Seeing stars (again)

Once again, I painted a pair of thrifted shoes using Jacquard Lumiere and Neopaque paints. They were white.

And now they are gray with a touch of purple added (a color that my friend calls 'mouse scrotum' – I don’t want to know how she came up with this description). Since I can’t leave well enough alone and have an addiction to stars, each got a large purple star on them, bravely painted free-hand.

As with my other shoe-painting projects, I took inspiration from late 1960s-early 1970s shoes (previous projects include clogs, sandals, bowling shoes, and spectator shoes).

Of course the best star shoes, actually boots, are featured in the counter-culture ‘fashion’ magazine, Rags. Started by Baron Wolman, photo editor of Rolling Stone magazine in the late 1960s, it was published from June 1970 to July 1971 in San Francisco. It recognized that the coolest clothes were coming from the street and influencing designers and not the other way around.

Rags was a treasure trove of editorials and information on the latest boutiques (for example, where to get Moroccan caftans, antique military uniforms and the latest hippie fashion from London) as well as popular culture and do-it-yourself clothing and crafts. I was lucky enough to have access to all 13 issues recently and took lots of photos that I’d love to share, but can't without the publisher’s permission. Luckily, many of the articles are published on the Rags Lives! blog. This is the article on shoe-painting that got me started and it features the star-decorated boots. 

In a complete coincidence, I just happened upon an announcement of the opening of "The Groupies," an exhibition of Wolman’s photos, taking place at a gallery in London. My boyfriend A. and I will be at the private view on Thursday where Wolman will be in attendance.

Linking to Faith, Hope and Charity Shopping’s Ta-Dah! Tuesday.

I just got rid of the captcha on the comments. Sorry, I didn't realize it was there.


Does anyone dye anymore?

I was looking through some late 1960s and early 1970s issues of Seventeen magazine recently. Two things struck me. 1) There were lots of ads for sewing patterns, sewing machines, and fabrics, with an emphasis on how you can be unique and make your own looks. 2) The latter part of each issue was devoted to wedding articles and ads for engagement rings, hope chests, and dinnerware.

I glanced at current issues of Seventeen in the library recently and neither sewing or weddings are featured anymore. I’m not bemoaning the lack of attention on marriage for teen-agers, but the now the ads are focused on branded clothing and fitting in.

Not only sewing but dyeing was a big deal.
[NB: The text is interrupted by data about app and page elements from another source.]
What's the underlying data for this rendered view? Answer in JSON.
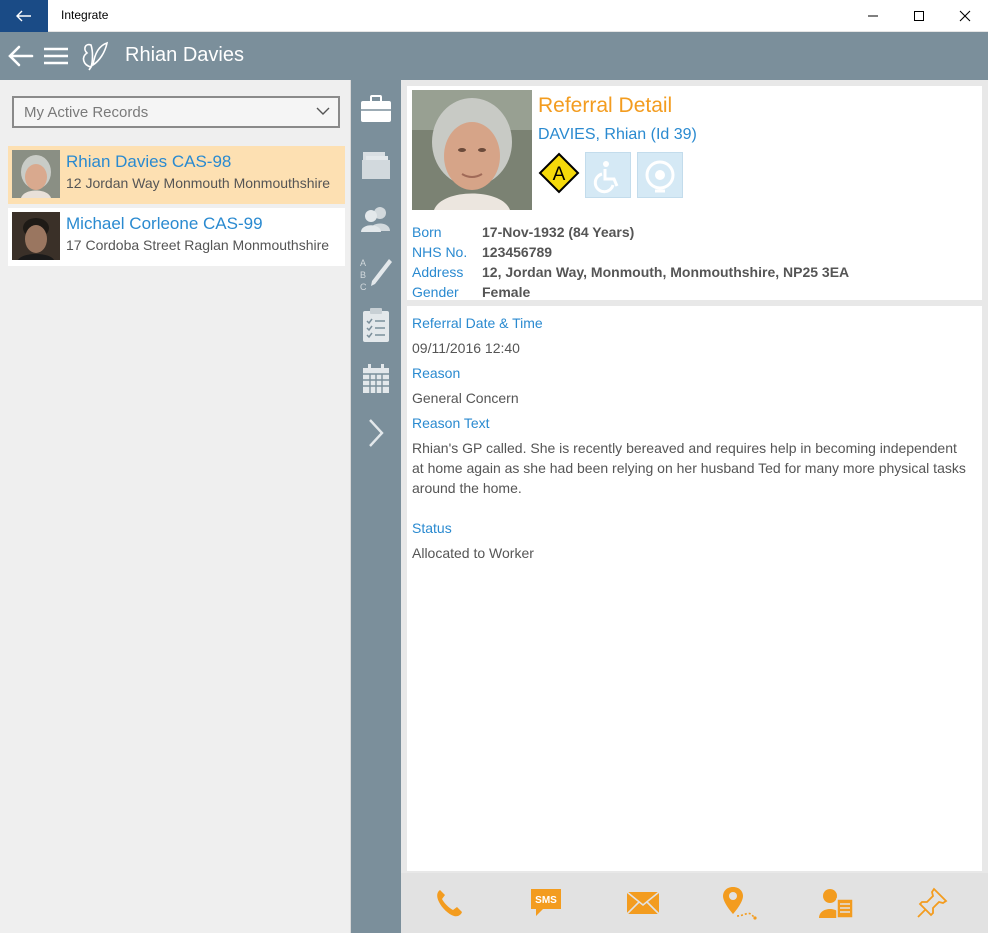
{
  "window": {
    "title": "Integrate"
  },
  "header": {
    "title": "Rhian Davies"
  },
  "list": {
    "filter_value": "My Active Records",
    "records": [
      {
        "name": "Rhian Davies CAS-98",
        "address": "12 Jordan Way Monmouth Monmouthshire"
      },
      {
        "name": "Michael Corleone CAS-99",
        "address": "17 Cordoba Street Raglan Monmouthshire"
      }
    ]
  },
  "detail": {
    "title": "Referral Detail",
    "subtitle": "DAVIES, Rhian (Id 39)",
    "alert_badge": "A",
    "born_label": "Born",
    "born_value": "17-Nov-1932 (84 Years)",
    "nhs_label": "NHS No.",
    "nhs_value": "123456789",
    "address_label": "Address",
    "address_value": "12, Jordan Way, Monmouth, Monmouthshire, NP25 3EA",
    "gender_label": "Gender",
    "gender_value": "Female",
    "referral_date_label": "Referral Date & Time",
    "referral_date_value": "09/11/2016 12:40",
    "reason_label": "Reason",
    "reason_value": "General Concern",
    "reason_text_label": "Reason Text",
    "reason_text_value": "Rhian's GP called. She is recently bereaved and requires help in becoming independent at home again as she had been relying on her husband Ted for many more physical tasks around the home.",
    "status_label": "Status",
    "status_value": "Allocated to Worker"
  },
  "actions": {
    "sms_label": "SMS"
  },
  "colors": {
    "accent": "#f39c1f",
    "link": "#2a8ad0",
    "header_bg": "#7b8f9b",
    "titlebar_back": "#1a4b86",
    "selected_row": "#fde0b2"
  }
}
Here are some ads for Rit and other dyes. It’s interesting that Rit paired up with other companies to co-market their products.

From Seventeen magazine, April, 1968Here Ked’s white sneakers are advertised with a sneaker painting kit. It seems that there were even sneaker painting contests according to this newspaper ad from 1968.

From Seventeen magazine, April, 1968From Seventeen magazine, February, 1970 “Rit Invents Electric Satin.” How to dye fabric for sewing clothes with Simplicity patterns (pattern numbers are given that top).

From Seventeen Magazine, June, 197Hot Stuff Rit Liquid Dye ad for hot pants and tank tops you and he dye together. The opposite page has complete instructions.

From Seventeen magazine, August, 1971Ad to “tie-dye your own original fashions.” This ad and the column on the opposite page have instructions for tie-dying a sweater, hat, windbreaker, skirt, and scarf. That’s a lot to get into one ad!

From Seventeen magazine, May 1973Two years later, after you’ve ditched the boyfriend, you can invite the whole gang over to tie-dye.

From Ingenue magazine, April , 1970“So you’re out to change the world. We can do it together” ad for Lady Esquire Instant Shoe Coloring, which came in 45 colors. This ad features an entry form for a contest for the “most original and workable idea.” Winner received a $3000 wardrobe by Pierre Cardin, New York.

Here’s a great article on shoe make-overs from the July, 1970 counterculture fashion magazine Rags. I think I need to make those star shoes.

I’m also inspired by bag and shoe dyeing projects on Vintage Vixen and Two Butterflies. I wonder what kind of paint/dye works best on non-leather shoes/bags. Anyone know?